The library's technical services are housed in Lawson McGhee library, and they are in charge of cataloging and preparing materials for all the branches, allowing the work to proceed from a centralized location. The library offers reference services at all locations, by phone, and online through their "Ask a Librarian" service. The Lawson McGhee library is the only location with a dedicated reference desk staffed with specifically reference librarians, however - branch libraries' circulation desks double as a place to ask reference questions, and staff on hand may or may not be trained reference librarians. Technical services are invaluable in allowing patrons to find what they are looking for and reference services are there solely to help patrons, and thus both serve as liberating factors.
Library systems and library networks
The Knox County Public Library consists of 18 locations as well as the East Tennessee History Center and Archives. As a system under the governance of the county, it is not part of the larger Tennessee State Libraries group, and thus does not share in their resources such as READS. Services provided by the KCPL are instead shared only between the system's locations. While not having access to the larger state resources could be a limiting factor, instead the library has amassed an impressive collection of materials for itself that has instead become a strength. Further, any physical materials that the library does not hold can be requested through Interlibrary Loan from a larger network of libraries, a useful user-centered initiative. Altogether, this is thus a liberating factor in the amount of services it offers to patrons.

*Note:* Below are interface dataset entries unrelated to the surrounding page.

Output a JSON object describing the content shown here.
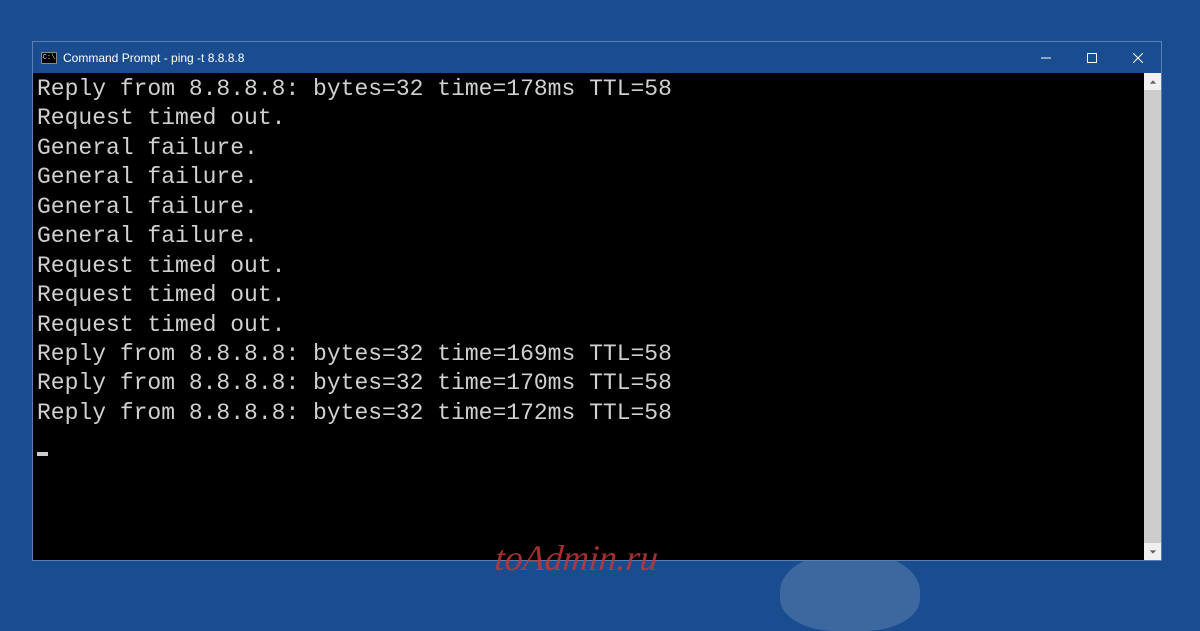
{
  "window": {
    "title": "Command Prompt - ping  -t 8.8.8.8",
    "icon_text": "C:\\"
  },
  "console": {
    "lines": [
      "Reply from 8.8.8.8: bytes=32 time=178ms TTL=58",
      "Request timed out.",
      "General failure.",
      "General failure.",
      "General failure.",
      "General failure.",
      "Request timed out.",
      "Request timed out.",
      "Request timed out.",
      "Reply from 8.8.8.8: bytes=32 time=169ms TTL=58",
      "Reply from 8.8.8.8: bytes=32 time=170ms TTL=58",
      "Reply from 8.8.8.8: bytes=32 time=172ms TTL=58"
    ]
  },
  "watermark": "toAdmin.ru"
}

User instruction and customer services
The library offers many courses for user instruction, particularly in terms of computer training and genealogy, as well as several other subjects (Calendar & Programs, 2014). These are courses that have been offered for some time and continue to be offered because many people show up for them, one of the ways in which it can help to gain feedback by counting the numbers of patrons who attend. The library's customer services are also exceptional; the staff is very friendly and helpful to patrons. Overall, these are both liberating factors, as they provide users with new information and help when they are lost.
Adult and/or youth services
The library's youth services are very strong and very in demand by the public, judging by circulation records and counts of the number of patrons who show up for youth programs such as storytimes as well as the Children's Festival of Reading, which last year drew in more than 10,000 attendees (2013-2014 Annual Report, 2015). The library's youth services are overall a liberating factor, as they are consistently some of the most utilized services offered by the library. In regard to the Storytimes to Go kits, they are also considered a youth service, and with additional marketing will become a very popular one if the previously discussed assessment is any indicator.
Knox County Public Library. (2015). 2013-2014 Annual Report. Retrieved from http://www.knoxlib.org/sites/default/files/kcpl-annual-report-2014.pdf
Knox County Public Library. (2014). About Knox County Public Library. Retrieved from http://www.knoxlib.org/about
Knox County Public Library. (2014). Ask A Librarian. Retrieved from http://www.knoxlib.org/about/services/ask-librarian
Knox County Public Library. (2014). Calendar & Programs. Retrieved from http://www.knoxlib.org/calendar-programs
Knox County Public Library. (2014). Keep in Touch. Retrieved from http://www.knoxlib.org/about/keep-touch
Knox County Public Library. (2014). The Library Advisory Board. Retrieved from http://www.knoxlib.org/about/library-advisory-board
Knox County Public Library. (2014). Policies. Retrieved from http://www.knoxlib.org/about/policies
Knox County Public Library. (2014). Suggest a Purchase. Retrieved from http://www.knoxlib.org/explore-collection/suggest-purchase
Knox County Government. (2015). Knox County, Tennessee 2014-2015 Budget. Retrieved from http://www.knoxcounty.org/finance/pdfs/2014_2015_budget/2014-2015adopted_budget_detail.pdf
Contact K.C. Williams451 Communications Building, 1345 Circle Park Drive, Knoxville, TN 37996-0341